• [Problem to work on]: Extract the entries in their exact form.

• [Working data]:

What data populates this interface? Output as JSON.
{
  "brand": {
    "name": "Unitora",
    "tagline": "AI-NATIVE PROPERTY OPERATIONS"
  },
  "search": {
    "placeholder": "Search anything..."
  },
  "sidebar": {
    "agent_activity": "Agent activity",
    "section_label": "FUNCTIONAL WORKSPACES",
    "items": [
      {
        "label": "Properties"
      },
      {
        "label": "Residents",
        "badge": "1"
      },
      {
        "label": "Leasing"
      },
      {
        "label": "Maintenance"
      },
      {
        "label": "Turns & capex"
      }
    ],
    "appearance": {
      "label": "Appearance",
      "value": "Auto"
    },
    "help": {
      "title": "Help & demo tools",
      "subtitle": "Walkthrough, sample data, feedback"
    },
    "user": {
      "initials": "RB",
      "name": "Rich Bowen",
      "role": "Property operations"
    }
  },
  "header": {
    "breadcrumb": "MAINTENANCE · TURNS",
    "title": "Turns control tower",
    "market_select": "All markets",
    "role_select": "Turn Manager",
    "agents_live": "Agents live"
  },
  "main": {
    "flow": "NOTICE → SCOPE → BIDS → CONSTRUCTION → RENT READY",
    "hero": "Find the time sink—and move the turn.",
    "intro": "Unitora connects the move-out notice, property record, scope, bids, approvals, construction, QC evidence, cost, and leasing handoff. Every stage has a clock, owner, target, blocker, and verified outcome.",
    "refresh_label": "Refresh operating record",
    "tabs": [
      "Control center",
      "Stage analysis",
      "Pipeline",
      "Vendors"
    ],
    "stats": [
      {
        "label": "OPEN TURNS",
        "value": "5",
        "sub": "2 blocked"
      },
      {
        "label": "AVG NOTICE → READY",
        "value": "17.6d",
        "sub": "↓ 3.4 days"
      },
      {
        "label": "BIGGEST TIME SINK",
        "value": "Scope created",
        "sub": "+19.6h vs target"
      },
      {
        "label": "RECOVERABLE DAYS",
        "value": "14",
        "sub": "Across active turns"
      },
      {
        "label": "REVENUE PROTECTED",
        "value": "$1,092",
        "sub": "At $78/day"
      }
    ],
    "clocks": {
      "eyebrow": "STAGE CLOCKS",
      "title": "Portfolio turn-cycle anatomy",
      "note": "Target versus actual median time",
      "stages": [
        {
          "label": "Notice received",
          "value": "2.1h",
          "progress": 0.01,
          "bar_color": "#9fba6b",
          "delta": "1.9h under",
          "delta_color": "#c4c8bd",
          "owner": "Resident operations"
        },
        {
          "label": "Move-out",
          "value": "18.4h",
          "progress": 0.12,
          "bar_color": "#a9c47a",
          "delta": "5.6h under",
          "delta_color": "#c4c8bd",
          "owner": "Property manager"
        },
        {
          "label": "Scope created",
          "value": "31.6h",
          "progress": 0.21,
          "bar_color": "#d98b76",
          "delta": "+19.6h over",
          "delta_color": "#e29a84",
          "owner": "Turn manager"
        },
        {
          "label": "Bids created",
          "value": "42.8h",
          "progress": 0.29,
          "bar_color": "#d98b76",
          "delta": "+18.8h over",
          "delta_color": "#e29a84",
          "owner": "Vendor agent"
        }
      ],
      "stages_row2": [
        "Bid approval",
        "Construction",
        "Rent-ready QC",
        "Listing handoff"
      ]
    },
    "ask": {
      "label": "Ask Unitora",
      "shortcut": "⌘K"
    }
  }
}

• [Result of this task]:
What data populates this interface? Output as JSON.
{
  "brand": {
    "name": "Unitora",
    "tagline": "AI-NATIVE PROPERTY OPERATIONS"
  },
  "search": {
    "placeholder": "Search anything..."
  },
  "sidebar": {
    "agent_activity": "Agent activity",
    "section_label": "FUNCTIONAL WORKSPACES",
    "items": [
      {
        "label": "Properties"
      },
      {
        "label": "Residents",
        "badge": "1"
      },
      {
        "label": "Leasing"
      },
      {
        "label": "Maintenance"
      },
      {
        "label": "Turns & capex"
      }
    ],
    "appearance": {
      "label": "Appearance",
      "value": "Auto"
    },
    "help": {
      "title": "Help & demo tools",
      "subtitle": "Walkthrough, sample data, feedback"
    },
    "user": {
      "initials": "RB",
      "name": "Rich Bowen",
      "role": "Property operations"
    }
  },
  "header": {
    "breadcrumb": "MAINTENANCE · TURNS",
    "title": "Turns control tower",
    "market_select": "All markets",
    "role_select": "Turn Manager",
    "agents_live": "Agents live"
  },
  "main": {
    "flow": "NOTICE → SCOPE → BIDS → CONSTRUCTION → RENT READY",
    "hero": "Find the time sink—and move the turn.",
    "intro": "Unitora connects the move-out notice, property record, scope, bids, approvals, construction, QC evidence, cost, and leasing handoff. Every stage has a clock, owner, target, blocker, and verified outcome.",
    "refresh_label": "Refresh operating record",
    "tabs": [
      "Control center",
      "Stage analysis",
      "Pipeline",
      "Vendors"
    ],
    "stats": [
      {
        "label": "OPEN TURNS",
        "value": "5",
        "sub": "2 blocked"
      },
      {
        "label": "AVG NOTICE → READY",
        "value": "17.6d",
        "sub": "↓ 3.4 days"
      },
      {
        "label": "BIGGEST TIME SINK",
        "value": "Scope created",
        "sub": "+19.6h vs target"
      },
      {
        "label": "RECOVERABLE DAYS",
        "value": "14",
        "sub": "Across active turns"
      },
      {
        "label": "REVENUE PROTECTED",
        "value": "$1,092",
        "sub": "At $78/day"
      }
    ],
    "clocks": {
      "eyebrow": "STAGE CLOCKS",
      "title": "Portfolio turn-cycle anatomy",
      "note": "Target versus actual median time",
      "stages": [
        {
          "label": "Notice received",
          "value": "2.1h",
          "progress": 0.01,
          "bar_color": "#9fba6b",
          "delta": "1.9h under",
          "delta_color": "#c4c8bd",
          "owner": "Resident operations"
        },
        {
          "label": "Move-out",
          "value": "18.4h",
          "progress": 0.12,
          "bar_color": "#a9c47a",
          "delta": "5.6h under",
          "delta_color": "#c4c8bd",
          "owner": "Property manager"
        },
        {
          "label": "Scope created",
          "value": "31.6h",
          "progress": 0.21,
          "bar_color": "#d98b76",
          "delta": "+19.6h over",
          "delta_color": "#e29a84",
          "owner": "Turn manager"
        },
        {
          "label": "Bids created",
          "value": "42.8h",
          "progress": 0.29,
          "bar_color": "#d98b76",
          "delta": "+18.8h over",
          "delta_color": "#e29a84",
          "owner": "Vendor agent"
        }
      ],
      "stages_row2": [
        "Bid approval",
        "Construction",
        "Rent-ready QC",
        "Listing handoff"
      ]
    },
    "ask": {
      "label": "Ask Unitora",
      "shortcut": "⌘K"
    }
  }
}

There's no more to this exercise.